═══ Data records ═══

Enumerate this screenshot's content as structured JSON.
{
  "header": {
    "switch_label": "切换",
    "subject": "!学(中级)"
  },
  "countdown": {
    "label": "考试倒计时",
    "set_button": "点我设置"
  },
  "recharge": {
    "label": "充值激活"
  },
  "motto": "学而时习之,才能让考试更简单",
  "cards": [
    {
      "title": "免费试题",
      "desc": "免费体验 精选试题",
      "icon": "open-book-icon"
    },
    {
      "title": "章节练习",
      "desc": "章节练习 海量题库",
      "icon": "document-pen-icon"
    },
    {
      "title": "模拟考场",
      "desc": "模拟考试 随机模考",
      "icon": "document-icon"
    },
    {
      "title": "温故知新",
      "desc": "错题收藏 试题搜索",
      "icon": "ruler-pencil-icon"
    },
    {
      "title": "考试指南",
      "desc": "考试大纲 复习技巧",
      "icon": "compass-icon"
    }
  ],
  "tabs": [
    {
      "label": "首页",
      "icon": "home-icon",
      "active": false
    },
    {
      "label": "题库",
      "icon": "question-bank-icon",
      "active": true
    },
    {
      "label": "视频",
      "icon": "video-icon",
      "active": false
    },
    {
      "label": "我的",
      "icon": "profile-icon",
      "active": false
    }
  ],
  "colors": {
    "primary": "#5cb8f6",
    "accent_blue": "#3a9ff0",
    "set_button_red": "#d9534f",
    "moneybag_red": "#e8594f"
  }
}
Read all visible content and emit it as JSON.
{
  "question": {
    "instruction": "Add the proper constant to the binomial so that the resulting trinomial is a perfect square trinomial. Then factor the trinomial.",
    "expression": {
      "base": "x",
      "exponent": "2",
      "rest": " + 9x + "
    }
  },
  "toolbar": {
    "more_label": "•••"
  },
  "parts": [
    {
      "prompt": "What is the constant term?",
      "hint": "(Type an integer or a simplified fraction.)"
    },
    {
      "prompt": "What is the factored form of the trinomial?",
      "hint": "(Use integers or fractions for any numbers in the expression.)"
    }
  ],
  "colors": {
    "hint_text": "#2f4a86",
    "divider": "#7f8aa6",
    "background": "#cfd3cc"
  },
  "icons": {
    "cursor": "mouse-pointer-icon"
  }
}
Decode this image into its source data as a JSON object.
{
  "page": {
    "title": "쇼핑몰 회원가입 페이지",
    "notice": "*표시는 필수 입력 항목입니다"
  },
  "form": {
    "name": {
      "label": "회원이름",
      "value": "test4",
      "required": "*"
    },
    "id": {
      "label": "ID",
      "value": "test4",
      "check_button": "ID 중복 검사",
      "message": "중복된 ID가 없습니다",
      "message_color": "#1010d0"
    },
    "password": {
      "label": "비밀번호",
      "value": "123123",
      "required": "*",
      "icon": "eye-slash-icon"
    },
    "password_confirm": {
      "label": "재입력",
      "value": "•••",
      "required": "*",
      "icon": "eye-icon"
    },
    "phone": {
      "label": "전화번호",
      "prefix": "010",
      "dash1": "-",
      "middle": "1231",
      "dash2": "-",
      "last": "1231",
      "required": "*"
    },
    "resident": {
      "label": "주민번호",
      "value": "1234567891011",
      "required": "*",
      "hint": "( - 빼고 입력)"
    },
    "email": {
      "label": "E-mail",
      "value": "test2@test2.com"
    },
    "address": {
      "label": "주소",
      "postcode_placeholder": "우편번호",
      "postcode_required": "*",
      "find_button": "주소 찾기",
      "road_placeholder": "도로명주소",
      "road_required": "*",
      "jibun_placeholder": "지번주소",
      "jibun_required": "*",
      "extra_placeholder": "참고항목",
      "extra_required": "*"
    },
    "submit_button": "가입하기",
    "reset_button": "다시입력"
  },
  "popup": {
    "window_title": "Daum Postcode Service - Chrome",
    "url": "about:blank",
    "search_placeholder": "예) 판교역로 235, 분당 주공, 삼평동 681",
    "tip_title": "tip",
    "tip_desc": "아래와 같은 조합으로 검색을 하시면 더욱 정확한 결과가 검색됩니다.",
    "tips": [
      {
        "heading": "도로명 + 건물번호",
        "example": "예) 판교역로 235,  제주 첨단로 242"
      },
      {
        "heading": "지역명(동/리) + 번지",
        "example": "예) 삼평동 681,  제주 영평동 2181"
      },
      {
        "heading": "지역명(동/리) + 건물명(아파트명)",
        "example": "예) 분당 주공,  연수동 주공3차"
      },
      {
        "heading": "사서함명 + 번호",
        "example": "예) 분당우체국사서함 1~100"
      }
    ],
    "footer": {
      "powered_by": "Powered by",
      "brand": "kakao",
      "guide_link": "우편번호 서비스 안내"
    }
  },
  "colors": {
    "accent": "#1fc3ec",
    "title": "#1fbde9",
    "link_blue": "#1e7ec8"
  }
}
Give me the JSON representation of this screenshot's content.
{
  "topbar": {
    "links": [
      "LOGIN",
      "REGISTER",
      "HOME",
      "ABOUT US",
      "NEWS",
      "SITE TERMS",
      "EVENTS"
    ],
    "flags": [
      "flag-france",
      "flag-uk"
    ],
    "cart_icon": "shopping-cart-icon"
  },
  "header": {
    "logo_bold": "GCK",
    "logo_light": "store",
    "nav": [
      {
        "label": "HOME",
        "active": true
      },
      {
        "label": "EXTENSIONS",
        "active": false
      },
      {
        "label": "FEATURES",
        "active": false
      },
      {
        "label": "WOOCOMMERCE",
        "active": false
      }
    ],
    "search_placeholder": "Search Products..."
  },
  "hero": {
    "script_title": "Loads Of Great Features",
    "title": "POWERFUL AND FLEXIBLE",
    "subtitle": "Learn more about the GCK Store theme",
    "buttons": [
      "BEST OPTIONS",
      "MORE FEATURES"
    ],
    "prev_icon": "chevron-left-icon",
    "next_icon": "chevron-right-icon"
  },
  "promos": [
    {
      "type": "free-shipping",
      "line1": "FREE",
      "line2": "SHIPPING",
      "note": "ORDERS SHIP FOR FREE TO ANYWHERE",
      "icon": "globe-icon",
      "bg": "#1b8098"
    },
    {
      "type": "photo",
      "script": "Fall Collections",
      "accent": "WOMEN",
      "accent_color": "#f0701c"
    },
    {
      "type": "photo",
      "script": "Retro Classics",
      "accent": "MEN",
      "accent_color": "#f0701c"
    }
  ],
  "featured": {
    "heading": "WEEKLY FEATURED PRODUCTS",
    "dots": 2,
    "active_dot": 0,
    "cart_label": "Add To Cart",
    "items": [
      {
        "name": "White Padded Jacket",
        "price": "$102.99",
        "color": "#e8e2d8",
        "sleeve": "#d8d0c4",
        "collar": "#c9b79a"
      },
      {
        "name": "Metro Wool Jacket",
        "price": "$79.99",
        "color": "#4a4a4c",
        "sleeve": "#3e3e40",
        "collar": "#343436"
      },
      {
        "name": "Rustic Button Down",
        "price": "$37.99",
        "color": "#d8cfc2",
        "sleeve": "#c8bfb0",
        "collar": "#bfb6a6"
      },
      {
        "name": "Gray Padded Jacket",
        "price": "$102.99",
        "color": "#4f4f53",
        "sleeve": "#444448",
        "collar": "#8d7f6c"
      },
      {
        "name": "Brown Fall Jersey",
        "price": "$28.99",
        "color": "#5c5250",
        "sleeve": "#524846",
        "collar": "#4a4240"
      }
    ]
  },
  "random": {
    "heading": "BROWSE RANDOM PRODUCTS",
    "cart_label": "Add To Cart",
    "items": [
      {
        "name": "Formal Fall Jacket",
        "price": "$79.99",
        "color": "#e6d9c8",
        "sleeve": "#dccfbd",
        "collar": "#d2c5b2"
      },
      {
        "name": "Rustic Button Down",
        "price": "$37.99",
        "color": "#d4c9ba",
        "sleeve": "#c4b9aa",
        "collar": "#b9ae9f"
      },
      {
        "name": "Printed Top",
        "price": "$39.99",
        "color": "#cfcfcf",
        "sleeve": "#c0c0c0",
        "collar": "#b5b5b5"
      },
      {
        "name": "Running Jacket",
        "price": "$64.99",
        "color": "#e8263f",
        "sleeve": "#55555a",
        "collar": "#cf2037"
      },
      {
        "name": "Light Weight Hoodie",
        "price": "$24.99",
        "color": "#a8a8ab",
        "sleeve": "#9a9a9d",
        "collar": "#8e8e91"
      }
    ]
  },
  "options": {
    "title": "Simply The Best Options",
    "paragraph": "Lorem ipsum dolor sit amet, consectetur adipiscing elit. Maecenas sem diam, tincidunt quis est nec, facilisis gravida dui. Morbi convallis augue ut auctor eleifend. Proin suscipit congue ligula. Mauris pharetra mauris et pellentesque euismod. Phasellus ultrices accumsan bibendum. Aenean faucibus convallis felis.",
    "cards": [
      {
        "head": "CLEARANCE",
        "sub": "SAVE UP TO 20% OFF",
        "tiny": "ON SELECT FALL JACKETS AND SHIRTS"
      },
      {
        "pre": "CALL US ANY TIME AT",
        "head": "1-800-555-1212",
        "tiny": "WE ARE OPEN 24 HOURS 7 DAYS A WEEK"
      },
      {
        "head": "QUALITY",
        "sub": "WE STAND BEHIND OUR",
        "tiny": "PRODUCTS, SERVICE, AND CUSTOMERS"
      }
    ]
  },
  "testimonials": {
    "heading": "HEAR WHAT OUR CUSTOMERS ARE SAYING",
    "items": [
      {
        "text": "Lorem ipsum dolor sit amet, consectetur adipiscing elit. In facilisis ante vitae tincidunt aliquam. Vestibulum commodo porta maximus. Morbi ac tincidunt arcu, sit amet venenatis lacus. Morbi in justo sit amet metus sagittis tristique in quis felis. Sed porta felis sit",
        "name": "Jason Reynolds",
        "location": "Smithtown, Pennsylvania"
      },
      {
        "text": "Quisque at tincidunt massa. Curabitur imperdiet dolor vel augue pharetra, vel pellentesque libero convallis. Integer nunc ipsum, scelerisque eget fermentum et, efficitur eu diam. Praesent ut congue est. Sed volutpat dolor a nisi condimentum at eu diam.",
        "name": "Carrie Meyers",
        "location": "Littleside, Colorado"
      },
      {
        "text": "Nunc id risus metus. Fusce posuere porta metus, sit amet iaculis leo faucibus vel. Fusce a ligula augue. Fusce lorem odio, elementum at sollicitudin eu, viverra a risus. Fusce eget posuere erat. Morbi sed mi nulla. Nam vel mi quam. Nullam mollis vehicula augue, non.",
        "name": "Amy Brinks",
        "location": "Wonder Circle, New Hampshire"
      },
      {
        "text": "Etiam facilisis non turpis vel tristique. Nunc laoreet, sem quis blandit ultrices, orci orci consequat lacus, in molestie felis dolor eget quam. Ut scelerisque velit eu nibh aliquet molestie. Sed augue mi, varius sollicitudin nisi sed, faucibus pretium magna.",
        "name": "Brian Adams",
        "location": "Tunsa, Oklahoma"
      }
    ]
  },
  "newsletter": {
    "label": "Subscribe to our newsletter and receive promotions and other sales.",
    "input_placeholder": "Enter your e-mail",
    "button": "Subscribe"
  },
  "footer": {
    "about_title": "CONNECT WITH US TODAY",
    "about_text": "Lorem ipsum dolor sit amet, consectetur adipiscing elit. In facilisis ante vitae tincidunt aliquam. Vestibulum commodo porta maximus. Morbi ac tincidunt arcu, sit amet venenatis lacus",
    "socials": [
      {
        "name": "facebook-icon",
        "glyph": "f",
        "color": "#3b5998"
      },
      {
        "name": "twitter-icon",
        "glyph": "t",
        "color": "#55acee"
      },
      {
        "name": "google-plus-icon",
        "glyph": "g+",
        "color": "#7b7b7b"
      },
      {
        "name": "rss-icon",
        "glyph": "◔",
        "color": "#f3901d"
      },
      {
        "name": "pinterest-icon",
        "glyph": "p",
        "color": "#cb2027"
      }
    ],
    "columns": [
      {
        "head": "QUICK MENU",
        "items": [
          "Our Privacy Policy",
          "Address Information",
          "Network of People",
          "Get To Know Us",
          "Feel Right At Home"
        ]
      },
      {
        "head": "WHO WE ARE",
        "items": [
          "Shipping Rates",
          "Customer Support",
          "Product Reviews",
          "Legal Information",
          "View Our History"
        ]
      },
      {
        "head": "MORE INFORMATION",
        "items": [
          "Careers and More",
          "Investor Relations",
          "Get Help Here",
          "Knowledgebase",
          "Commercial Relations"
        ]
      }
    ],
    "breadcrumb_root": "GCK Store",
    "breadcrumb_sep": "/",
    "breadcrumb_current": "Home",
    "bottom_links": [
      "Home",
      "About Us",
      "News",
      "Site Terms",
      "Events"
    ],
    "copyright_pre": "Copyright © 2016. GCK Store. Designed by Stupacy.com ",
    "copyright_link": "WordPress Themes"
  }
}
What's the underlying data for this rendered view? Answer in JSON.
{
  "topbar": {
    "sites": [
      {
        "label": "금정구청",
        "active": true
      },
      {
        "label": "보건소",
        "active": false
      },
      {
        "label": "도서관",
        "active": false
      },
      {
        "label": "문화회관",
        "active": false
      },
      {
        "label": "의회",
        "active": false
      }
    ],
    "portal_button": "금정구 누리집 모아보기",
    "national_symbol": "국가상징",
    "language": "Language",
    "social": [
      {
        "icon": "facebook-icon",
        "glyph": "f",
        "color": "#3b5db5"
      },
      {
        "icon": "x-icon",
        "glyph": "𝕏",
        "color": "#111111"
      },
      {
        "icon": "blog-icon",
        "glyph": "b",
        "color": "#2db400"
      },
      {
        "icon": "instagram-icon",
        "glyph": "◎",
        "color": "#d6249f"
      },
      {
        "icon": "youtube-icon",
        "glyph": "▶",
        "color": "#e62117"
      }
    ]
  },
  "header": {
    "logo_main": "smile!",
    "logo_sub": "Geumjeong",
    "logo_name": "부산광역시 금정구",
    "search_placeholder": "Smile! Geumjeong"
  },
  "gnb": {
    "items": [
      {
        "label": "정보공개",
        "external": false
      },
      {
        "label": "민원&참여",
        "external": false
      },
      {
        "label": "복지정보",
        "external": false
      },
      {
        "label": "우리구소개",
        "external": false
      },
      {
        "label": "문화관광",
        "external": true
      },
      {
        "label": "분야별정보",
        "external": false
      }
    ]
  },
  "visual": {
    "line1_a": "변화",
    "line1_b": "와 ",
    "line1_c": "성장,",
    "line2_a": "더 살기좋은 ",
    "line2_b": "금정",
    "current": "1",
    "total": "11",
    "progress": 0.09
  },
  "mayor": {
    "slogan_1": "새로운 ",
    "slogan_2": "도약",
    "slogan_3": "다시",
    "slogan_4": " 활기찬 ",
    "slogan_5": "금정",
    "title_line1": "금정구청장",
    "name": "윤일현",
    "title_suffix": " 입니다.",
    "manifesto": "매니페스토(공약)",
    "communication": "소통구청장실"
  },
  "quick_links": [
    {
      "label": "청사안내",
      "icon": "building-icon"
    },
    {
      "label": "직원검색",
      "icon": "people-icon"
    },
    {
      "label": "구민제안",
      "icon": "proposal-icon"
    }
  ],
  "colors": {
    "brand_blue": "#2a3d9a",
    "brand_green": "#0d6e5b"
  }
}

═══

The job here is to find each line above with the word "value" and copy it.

■ Result of this task:
      "value": "test4",
      "value": "test4",
      "value": "123123",
      "value": "•••",
      "value": "1234567891011",
      "value": "test2@test2.com"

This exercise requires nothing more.